Given its weight, too, a stronger tug, The Mexico, has now taken over the main towage operation, replacing the two tugs which have pulled the wreck out on the open sea.

All in all, at different moments up to eight different tugs will be involved in “parking” the Concordia today, whilst there are no less than four Genoa-based pilots alongside South African salvage master Nick Sloane in his operations room on top of the Concordia.

Mr Sloane was warmly praised this morning by German Michael Thamm, CEO of Costa Cruise which runs the Concordia for US giant Carnival Cruise.

After going on board the Concordia early this morning, Mr Thamm said: “I wanted to go on board just to thank Nick Sloane and his men one more time for all their work, in particular on a day like today when the operation is especially complex”.

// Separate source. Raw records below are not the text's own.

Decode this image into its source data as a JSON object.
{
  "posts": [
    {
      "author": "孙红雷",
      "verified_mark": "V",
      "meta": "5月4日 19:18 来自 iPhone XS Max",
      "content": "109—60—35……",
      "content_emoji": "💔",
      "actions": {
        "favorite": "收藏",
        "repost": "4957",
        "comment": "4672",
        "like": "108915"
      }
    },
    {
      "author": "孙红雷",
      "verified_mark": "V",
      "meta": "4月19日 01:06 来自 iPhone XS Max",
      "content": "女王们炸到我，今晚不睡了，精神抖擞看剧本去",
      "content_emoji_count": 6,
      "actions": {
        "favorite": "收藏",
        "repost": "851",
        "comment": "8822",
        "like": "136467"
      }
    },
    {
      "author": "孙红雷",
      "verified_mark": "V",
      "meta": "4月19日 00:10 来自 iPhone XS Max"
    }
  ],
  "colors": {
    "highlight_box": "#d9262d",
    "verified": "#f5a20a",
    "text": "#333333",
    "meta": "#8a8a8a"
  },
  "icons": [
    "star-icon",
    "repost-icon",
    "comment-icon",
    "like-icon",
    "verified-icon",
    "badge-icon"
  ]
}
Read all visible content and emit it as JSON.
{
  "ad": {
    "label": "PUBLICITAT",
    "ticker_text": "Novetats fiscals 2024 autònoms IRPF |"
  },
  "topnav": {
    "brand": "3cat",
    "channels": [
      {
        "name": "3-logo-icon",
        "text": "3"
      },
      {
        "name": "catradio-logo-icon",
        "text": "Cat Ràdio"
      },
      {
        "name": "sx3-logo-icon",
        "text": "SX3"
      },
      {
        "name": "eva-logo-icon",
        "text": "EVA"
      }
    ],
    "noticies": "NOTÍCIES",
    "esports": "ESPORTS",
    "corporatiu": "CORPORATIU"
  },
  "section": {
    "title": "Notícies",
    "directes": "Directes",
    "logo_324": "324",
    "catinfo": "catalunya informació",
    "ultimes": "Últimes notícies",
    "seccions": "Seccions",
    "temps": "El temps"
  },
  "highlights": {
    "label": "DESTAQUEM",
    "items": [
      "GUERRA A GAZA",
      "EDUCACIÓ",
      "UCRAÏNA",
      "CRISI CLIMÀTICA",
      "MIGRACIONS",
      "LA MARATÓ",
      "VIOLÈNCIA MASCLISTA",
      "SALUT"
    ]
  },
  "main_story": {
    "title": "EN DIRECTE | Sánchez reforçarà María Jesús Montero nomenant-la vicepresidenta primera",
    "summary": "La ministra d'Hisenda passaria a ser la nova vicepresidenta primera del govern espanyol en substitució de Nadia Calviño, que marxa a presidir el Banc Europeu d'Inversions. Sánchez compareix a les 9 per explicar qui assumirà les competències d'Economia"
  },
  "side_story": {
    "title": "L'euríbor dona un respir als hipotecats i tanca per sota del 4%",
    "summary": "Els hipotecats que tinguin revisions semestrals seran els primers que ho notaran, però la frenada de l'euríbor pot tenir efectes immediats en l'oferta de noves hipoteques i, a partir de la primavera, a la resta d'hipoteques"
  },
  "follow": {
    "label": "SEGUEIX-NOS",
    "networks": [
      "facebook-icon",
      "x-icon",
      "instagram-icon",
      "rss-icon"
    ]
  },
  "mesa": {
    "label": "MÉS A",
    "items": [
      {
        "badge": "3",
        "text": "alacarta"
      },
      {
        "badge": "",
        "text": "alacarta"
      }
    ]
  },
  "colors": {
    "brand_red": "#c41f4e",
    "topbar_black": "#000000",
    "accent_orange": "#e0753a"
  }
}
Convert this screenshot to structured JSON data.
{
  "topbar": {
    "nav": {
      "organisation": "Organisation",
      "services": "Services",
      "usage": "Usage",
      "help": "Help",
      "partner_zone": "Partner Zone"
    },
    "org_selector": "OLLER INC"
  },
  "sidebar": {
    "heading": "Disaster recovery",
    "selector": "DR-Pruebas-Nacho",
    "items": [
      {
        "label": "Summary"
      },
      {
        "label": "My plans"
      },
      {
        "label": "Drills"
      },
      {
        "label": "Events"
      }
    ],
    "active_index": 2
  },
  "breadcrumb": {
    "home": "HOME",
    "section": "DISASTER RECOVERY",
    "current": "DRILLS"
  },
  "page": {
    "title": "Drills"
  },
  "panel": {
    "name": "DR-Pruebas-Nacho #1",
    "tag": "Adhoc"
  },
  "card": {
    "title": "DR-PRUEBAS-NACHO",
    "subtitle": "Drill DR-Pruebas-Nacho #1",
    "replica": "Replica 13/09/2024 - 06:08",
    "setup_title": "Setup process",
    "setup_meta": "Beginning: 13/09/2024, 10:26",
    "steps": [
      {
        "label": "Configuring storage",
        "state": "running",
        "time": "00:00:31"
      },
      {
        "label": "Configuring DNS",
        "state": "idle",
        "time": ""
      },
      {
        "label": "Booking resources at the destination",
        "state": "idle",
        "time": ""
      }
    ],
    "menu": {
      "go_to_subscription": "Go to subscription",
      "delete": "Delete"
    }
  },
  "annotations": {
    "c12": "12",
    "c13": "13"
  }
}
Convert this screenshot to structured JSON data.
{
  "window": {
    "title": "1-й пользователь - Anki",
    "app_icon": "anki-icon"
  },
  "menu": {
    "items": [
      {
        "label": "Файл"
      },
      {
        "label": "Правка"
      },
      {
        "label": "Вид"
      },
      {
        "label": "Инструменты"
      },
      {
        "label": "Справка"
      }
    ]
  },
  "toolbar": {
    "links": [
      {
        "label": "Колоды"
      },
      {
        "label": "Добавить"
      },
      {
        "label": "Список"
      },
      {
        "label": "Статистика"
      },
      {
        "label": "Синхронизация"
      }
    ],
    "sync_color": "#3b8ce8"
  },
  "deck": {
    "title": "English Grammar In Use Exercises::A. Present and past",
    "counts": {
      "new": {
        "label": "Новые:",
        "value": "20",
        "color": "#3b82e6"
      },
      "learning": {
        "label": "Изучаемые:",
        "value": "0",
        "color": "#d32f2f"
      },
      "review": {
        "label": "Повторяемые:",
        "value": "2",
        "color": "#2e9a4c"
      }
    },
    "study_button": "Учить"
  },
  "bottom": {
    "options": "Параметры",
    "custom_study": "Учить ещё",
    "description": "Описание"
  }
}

Italian prime minister Matteo Renzi was another person keen to underline the success of the operation, saying: “The recovery and removal of the Concordia was not easy but Italy managed to pull it off. When she wants to, Italy is capable of anything, capable of surprising us positively.”

The Costa Concordia ran aground off nature reserve Giglio in January 2012 with the loss of 32 lives. Subsequently, a Spanish salvage diver died during the initial recovery work whilst the body of one of the 32 victims, Indian waiter, Russel Rebello, has yet to be found.

The salvage team believe the body may be found when the ship is dismantled in port. Rebello is believed to have lost his life as he was helping passengers get off the stricken ship.

The shipwreck had been prompted by an ill-advised “sail-by” close to the rocks of the island, a sail-by ordered by Captain Francesco Schettino and a sail-by which came to a disastrous end when the ship hit the rocks, opening up a 70 metre gash below water.

Capt Schettino is currently being tried for multiple manslaughter, causing a shipwreck and abandoning his ship. A judgement in his trial is expected sometime next year.